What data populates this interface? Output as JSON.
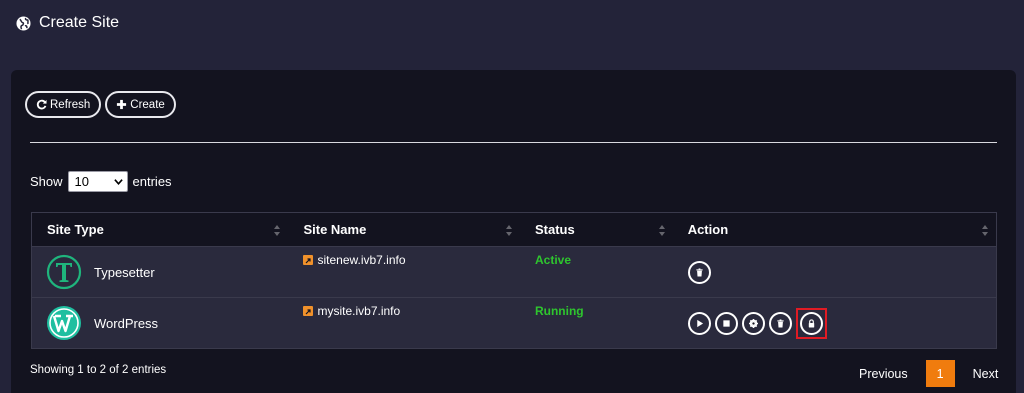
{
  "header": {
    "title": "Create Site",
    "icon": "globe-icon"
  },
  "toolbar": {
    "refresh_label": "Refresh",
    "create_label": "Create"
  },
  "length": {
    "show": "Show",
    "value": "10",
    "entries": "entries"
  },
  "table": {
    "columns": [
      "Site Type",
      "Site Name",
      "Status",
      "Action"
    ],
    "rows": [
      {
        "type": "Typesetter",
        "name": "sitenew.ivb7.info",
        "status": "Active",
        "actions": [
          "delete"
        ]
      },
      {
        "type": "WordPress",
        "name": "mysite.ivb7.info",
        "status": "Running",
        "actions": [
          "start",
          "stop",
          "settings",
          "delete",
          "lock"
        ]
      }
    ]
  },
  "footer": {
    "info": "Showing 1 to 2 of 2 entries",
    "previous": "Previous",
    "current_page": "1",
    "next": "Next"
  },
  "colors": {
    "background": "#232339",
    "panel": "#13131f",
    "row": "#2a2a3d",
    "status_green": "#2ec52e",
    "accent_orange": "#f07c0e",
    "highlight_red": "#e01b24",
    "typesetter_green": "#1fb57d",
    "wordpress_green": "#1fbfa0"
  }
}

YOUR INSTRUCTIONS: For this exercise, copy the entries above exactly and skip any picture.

YOUR RESPONSE:
What data populates this interface? Output as JSON.
{
  "header": {
    "title": "Create Site",
    "icon": "globe-icon"
  },
  "toolbar": {
    "refresh_label": "Refresh",
    "create_label": "Create"
  },
  "length": {
    "show": "Show",
    "value": "10",
    "entries": "entries"
  },
  "table": {
    "columns": [
      "Site Type",
      "Site Name",
      "Status",
      "Action"
    ],
    "rows": [
      {
        "type": "Typesetter",
        "name": "sitenew.ivb7.info",
        "status": "Active",
        "actions": [
          "delete"
        ]
      },
      {
        "type": "WordPress",
        "name": "mysite.ivb7.info",
        "status": "Running",
        "actions": [
          "start",
          "stop",
          "settings",
          "delete",
          "lock"
        ]
      }
    ]
  },
  "footer": {
    "info": "Showing 1 to 2 of 2 entries",
    "previous": "Previous",
    "current_page": "1",
    "next": "Next"
  },
  "colors": {
    "background": "#232339",
    "panel": "#13131f",
    "row": "#2a2a3d",
    "status_green": "#2ec52e",
    "accent_orange": "#f07c0e",
    "highlight_red": "#e01b24",
    "typesetter_green": "#1fb57d",
    "wordpress_green": "#1fbfa0"
  }
}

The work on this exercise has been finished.